We sat down with Katrina Kensington, Head Trainer and Owner at KeenDog Training in Charlotte, NC, to talk about some ways that you can help your dog get ready to spend time in the house by themselves again if you’re heading back to work soon.
But first – what is separation anxiety and how can you tell if your dog is experiencing it? The ASPCA lists a number of symptoms, including:
- Urinating and Defecating while left alone in the house
- Barking and Howling that only seems to be triggered by being left alone
- Chewing, Digging and Destruction, sometimes leading to escaping from a crate, room, or house, while you’re away
- Pacing while alone that does not occur while you’re in the house with the dog
If you’ve noticed any of these new behaviors after returning to work, your dog might have gotten used to having you around all the time and could be developing separation anxiety. An uptick in separation anxiety cases has been reported as people have started returning to work, but also, people not venturing out in public to socialize with their friends and other dogs this past year has created normal anxiety and non-socialization issues in dogs as well as their parents.

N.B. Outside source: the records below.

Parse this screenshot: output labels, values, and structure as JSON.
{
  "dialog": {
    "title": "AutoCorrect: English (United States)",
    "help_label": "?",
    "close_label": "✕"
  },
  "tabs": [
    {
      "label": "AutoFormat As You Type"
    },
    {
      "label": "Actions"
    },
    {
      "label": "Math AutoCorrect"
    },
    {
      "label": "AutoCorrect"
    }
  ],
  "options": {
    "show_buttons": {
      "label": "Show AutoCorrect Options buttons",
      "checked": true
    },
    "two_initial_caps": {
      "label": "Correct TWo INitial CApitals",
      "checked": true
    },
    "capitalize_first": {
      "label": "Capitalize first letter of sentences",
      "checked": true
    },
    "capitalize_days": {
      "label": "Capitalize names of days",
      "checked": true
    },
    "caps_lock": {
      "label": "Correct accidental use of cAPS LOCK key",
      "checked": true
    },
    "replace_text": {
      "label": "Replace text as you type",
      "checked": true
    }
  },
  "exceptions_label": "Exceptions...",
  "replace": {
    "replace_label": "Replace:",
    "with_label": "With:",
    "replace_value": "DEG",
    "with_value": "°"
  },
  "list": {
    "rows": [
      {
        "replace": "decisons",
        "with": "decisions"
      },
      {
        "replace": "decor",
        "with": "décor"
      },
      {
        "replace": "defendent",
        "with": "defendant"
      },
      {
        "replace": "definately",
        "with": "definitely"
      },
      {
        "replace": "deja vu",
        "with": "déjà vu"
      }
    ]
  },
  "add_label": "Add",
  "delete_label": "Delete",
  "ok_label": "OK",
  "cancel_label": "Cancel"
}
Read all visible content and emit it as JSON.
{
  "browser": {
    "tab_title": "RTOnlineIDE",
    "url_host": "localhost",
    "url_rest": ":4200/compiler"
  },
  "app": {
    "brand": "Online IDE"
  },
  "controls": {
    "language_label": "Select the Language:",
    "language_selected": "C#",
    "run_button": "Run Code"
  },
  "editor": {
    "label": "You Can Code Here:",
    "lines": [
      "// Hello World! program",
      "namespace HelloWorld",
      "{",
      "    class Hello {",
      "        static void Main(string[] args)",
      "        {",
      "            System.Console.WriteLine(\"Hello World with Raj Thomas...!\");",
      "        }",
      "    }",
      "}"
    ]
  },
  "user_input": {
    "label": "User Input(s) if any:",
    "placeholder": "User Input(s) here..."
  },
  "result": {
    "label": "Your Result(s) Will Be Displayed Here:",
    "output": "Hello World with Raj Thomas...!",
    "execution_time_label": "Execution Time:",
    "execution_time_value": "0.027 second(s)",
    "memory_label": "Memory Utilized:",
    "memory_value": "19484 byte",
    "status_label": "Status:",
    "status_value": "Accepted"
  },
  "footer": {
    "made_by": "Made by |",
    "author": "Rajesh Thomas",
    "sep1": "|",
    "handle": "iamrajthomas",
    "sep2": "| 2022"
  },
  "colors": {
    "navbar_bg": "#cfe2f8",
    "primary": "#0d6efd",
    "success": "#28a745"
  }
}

So what can you do to prepare for things returning to normal after COVID?
Katrina says that dogs have probably gotten used to following you around and being by your side most of the time, so the first thing you can do is begin creating some independence for both you and your dog at home in Charlotte. Even if you’re working from home right now or considering getting a new puppy, practice crating them while you’re at home. You can also do tethering work with your pup in the house – use a leash, attach it to a couch or a weight (that’s heavy enough that the dog can’t drag it around), and practice keeping some distance between you and the dog.
Dogs are very habituated to routines as well – Katrina says it’s important to start building a new routine that will more closely resemble the routine that you’ll have when you get back to work. For example, if you’ve been going for a walk in the afternoon but plan to take that walk in the morning or evening as you return to the office, shift your walk time to your new schedule now. The time while you’re getting ready in the morning is a great time to start getting your dog used to being in a crate, and then you can extend the time out to longer periods from there. A great way to incentivize the crate is with a high-value treat or food, raw beef rib bone, kong with frozen peanut butter, or any other treat that your dog loves that they don’t ordinarily get. But most importantly, start breaking the work from home schedule with your dog.

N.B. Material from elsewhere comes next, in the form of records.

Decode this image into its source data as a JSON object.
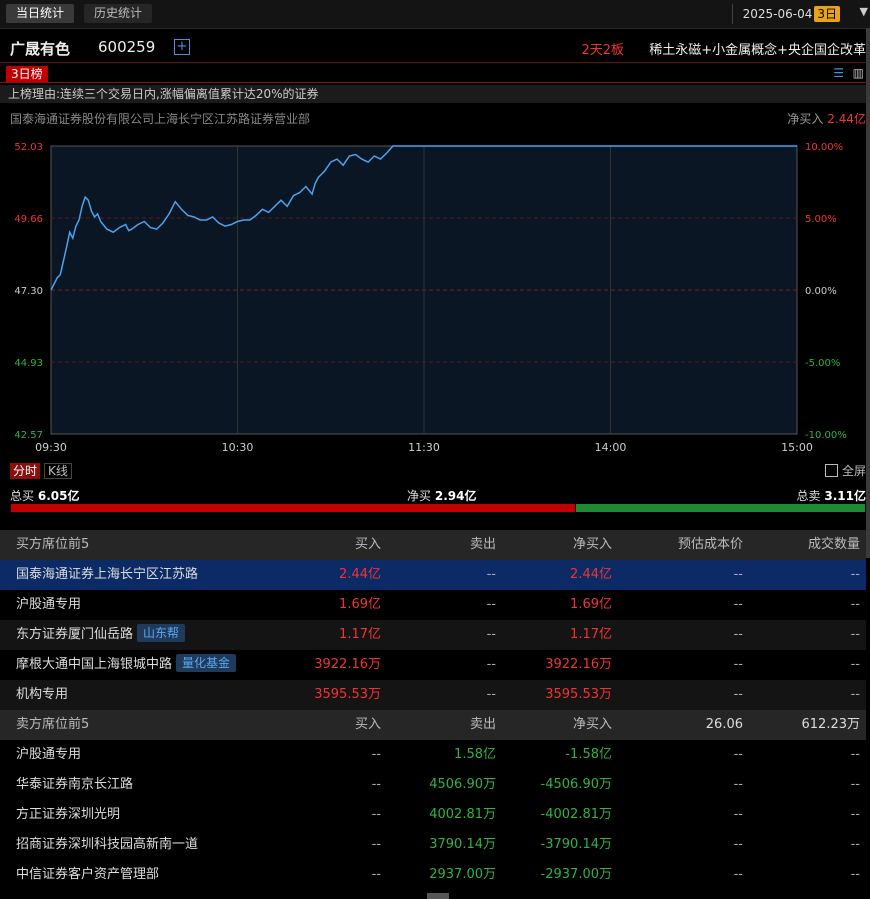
{
  "tabs": {
    "today": "当日统计",
    "history": "历史统计"
  },
  "date": {
    "value": "2025-06-04",
    "days": "3日"
  },
  "stock": {
    "name": "广晟有色",
    "code": "600259",
    "board": "2天2板",
    "concepts": "稀土永磁+小金属概念+央企国企改革"
  },
  "rank_tab": "3日榜",
  "reason": "上榜理由:连续三个交易日内,涨幅偏离值累计达20%的证券",
  "broker": {
    "name": "国泰海通证券股份有限公司上海长宁区江苏路证券营业部",
    "netbuy_label": "净买入",
    "netbuy_value": "2.44亿"
  },
  "timeframe": {
    "intraday": "分时",
    "kline": "K线",
    "fullscreen": "全屏"
  },
  "summary": {
    "total_buy_label": "总买",
    "total_buy": "6.05亿",
    "net_buy_label": "净买",
    "net_buy": "2.94亿",
    "total_sell_label": "总卖",
    "total_sell": "3.11亿",
    "buy_ratio": 0.66
  },
  "colors": {
    "up": "#f03434",
    "down": "#2fb344",
    "line": "#4aa3f0",
    "accent": "#c00000"
  },
  "buy_header": {
    "title": "买方席位前5",
    "buy": "买入",
    "sell": "卖出",
    "net": "净买入",
    "cost": "预估成本价",
    "vol": "成交数量"
  },
  "buy_rows": [
    {
      "name": "国泰海通证券上海长宁区江苏路",
      "tag": "",
      "buy": "2.44亿",
      "sell": "--",
      "net": "2.44亿",
      "cost": "--",
      "vol": "--"
    },
    {
      "name": "沪股通专用",
      "tag": "",
      "buy": "1.69亿",
      "sell": "--",
      "net": "1.69亿",
      "cost": "--",
      "vol": "--"
    },
    {
      "name": "东方证券厦门仙岳路",
      "tag": "山东帮",
      "buy": "1.17亿",
      "sell": "--",
      "net": "1.17亿",
      "cost": "--",
      "vol": "--"
    },
    {
      "name": "摩根大通中国上海银城中路",
      "tag": "量化基金",
      "buy": "3922.16万",
      "sell": "--",
      "net": "3922.16万",
      "cost": "--",
      "vol": "--"
    },
    {
      "name": "机构专用",
      "tag": "",
      "buy": "3595.53万",
      "sell": "--",
      "net": "3595.53万",
      "cost": "--",
      "vol": "--"
    }
  ],
  "sell_header": {
    "title": "卖方席位前5",
    "buy": "买入",
    "sell": "卖出",
    "net": "净买入",
    "cost": "26.06",
    "vol": "612.23万"
  },
  "sell_rows": [
    {
      "name": "沪股通专用",
      "buy": "--",
      "sell": "1.58亿",
      "net": "-1.58亿",
      "cost": "--",
      "vol": "--"
    },
    {
      "name": "华泰证券南京长江路",
      "buy": "--",
      "sell": "4506.90万",
      "net": "-4506.90万",
      "cost": "--",
      "vol": "--"
    },
    {
      "name": "方正证券深圳光明",
      "buy": "--",
      "sell": "4002.81万",
      "net": "-4002.81万",
      "cost": "--",
      "vol": "--"
    },
    {
      "name": "招商证券深圳科技园高新南一道",
      "buy": "--",
      "sell": "3790.14万",
      "net": "-3790.14万",
      "cost": "--",
      "vol": "--"
    },
    {
      "name": "中信证券客户资产管理部",
      "buy": "--",
      "sell": "2937.00万",
      "net": "-2937.00万",
      "cost": "--",
      "vol": "--"
    }
  ],
  "chart_data": {
    "type": "line",
    "title": "",
    "xlabel": "",
    "ylabel": "",
    "x_ticks": [
      "09:30",
      "10:30",
      "11:30",
      "14:00",
      "15:00"
    ],
    "y_ticks_price": [
      "52.03",
      "49.66",
      "47.30",
      "44.93",
      "42.57"
    ],
    "y_ticks_pct": [
      "10.00%",
      "5.00%",
      "0.00%",
      "-5.00%",
      "-10.00%"
    ],
    "ylim": [
      42.57,
      52.03
    ],
    "xlim": [
      0,
      240
    ],
    "series": [
      {
        "x": [
          0,
          2,
          3,
          5,
          6,
          7,
          8,
          9,
          10,
          11,
          12,
          13,
          14,
          15,
          16,
          18,
          20,
          22,
          24,
          25,
          26,
          28,
          30,
          32,
          34,
          36,
          38,
          40,
          42,
          44,
          46,
          48,
          50,
          52,
          54,
          56,
          58,
          60,
          62,
          64,
          66,
          68,
          70,
          72,
          74,
          76,
          78,
          80,
          82,
          84,
          85,
          86,
          88,
          90,
          92,
          94,
          96,
          98,
          100,
          102,
          104,
          106,
          108,
          110,
          240
        ],
        "y": [
          47.3,
          47.7,
          47.8,
          48.7,
          49.2,
          49.0,
          49.4,
          49.6,
          50.05,
          50.35,
          50.25,
          49.9,
          49.7,
          49.8,
          49.55,
          49.3,
          49.2,
          49.35,
          49.45,
          49.25,
          49.3,
          49.45,
          49.55,
          49.35,
          49.3,
          49.5,
          49.8,
          50.2,
          49.95,
          49.75,
          49.7,
          49.6,
          49.6,
          49.7,
          49.5,
          49.4,
          49.45,
          49.55,
          49.6,
          49.6,
          49.75,
          49.95,
          49.85,
          50.05,
          50.25,
          50.05,
          50.4,
          50.5,
          50.7,
          50.45,
          50.8,
          51.0,
          51.2,
          51.5,
          51.6,
          51.4,
          51.7,
          51.75,
          51.6,
          51.5,
          51.7,
          51.6,
          51.8,
          52.03,
          52.03
        ]
      }
    ]
  }
}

If you do go back to work, it’s important to desensitize your dog to you leaving the house in the morning and arriving at the end of the day. If you make a big deal out of your goodbyes at the beginning of the day, and have a huge celebration when you see your dog when you get home, your dog will associate these moments as being a big deal too.

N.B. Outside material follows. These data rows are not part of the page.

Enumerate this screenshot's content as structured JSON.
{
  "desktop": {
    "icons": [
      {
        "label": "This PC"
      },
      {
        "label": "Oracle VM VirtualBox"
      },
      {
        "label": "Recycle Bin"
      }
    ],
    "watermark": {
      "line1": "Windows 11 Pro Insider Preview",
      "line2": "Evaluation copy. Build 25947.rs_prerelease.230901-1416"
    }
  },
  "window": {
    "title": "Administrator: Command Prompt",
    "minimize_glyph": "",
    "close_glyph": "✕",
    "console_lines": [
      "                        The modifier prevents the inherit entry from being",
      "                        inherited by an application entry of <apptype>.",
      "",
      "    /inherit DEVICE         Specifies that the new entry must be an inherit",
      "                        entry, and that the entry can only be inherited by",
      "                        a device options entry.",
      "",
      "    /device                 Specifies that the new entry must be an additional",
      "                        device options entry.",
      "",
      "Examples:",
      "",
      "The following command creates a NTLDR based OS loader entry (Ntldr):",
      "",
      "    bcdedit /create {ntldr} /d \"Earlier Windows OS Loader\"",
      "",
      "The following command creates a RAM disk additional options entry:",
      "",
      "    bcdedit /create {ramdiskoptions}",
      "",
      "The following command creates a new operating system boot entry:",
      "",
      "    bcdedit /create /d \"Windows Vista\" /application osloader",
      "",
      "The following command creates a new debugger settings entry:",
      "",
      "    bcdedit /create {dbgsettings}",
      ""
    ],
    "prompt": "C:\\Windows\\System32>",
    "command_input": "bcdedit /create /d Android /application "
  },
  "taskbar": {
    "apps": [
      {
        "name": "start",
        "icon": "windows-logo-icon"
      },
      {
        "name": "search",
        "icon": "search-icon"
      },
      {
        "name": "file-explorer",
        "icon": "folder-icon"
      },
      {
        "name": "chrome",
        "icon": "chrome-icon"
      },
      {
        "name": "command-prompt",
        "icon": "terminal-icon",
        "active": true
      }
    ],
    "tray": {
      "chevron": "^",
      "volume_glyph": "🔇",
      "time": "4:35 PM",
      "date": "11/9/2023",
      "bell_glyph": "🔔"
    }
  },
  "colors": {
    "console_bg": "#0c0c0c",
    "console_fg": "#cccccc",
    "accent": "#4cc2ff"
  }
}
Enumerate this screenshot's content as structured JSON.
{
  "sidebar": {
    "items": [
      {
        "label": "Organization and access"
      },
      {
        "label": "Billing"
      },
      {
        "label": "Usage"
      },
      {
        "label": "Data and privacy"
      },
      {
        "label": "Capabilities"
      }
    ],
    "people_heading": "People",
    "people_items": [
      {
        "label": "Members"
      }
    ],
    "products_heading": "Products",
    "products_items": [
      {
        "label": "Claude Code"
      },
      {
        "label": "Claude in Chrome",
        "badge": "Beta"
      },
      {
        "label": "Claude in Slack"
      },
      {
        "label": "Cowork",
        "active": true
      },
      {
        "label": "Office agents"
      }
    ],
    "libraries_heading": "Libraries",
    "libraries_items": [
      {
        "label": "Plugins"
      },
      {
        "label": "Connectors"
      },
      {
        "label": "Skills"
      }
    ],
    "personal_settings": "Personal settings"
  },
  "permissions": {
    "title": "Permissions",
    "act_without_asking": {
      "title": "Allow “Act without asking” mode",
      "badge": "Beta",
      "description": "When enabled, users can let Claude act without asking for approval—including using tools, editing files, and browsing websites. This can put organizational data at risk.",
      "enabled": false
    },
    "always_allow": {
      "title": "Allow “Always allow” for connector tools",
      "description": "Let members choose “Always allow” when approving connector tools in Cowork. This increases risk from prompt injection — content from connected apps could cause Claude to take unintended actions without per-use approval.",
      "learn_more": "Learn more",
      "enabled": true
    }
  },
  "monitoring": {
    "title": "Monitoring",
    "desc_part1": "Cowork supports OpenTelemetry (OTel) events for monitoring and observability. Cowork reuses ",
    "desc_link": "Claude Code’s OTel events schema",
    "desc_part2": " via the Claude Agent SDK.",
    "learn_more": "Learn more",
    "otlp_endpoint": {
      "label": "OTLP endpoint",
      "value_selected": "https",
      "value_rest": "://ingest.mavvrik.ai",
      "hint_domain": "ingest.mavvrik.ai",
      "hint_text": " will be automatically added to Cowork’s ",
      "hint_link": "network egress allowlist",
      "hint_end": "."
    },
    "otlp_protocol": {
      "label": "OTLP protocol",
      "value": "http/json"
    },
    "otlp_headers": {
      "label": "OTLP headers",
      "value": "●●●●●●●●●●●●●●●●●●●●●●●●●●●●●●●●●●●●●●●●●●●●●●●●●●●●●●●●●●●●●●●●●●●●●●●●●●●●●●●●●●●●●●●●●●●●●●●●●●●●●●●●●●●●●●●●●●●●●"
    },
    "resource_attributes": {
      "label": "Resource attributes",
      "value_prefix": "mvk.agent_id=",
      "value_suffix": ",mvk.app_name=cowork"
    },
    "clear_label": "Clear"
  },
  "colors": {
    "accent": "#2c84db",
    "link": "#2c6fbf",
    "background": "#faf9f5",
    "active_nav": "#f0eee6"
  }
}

For a lot of dogs that play well with others, dog daycare is a great outlet for a new atmosphere, other dogs, and attention from caring people. If you’re wondering if your dog would be a good fit for dog daycare in Charlotte, you can take them to a dog bar and park to see how they play well with other dogs, or schedule a compatibility session at Skiptown to see if your dog would make a great candidate to join the other pups that love to play during the day. And if you’re looking for a great dog training partner in Charlotte, Katrina has helped a lot of dogs and their parents build a great relationship with each other.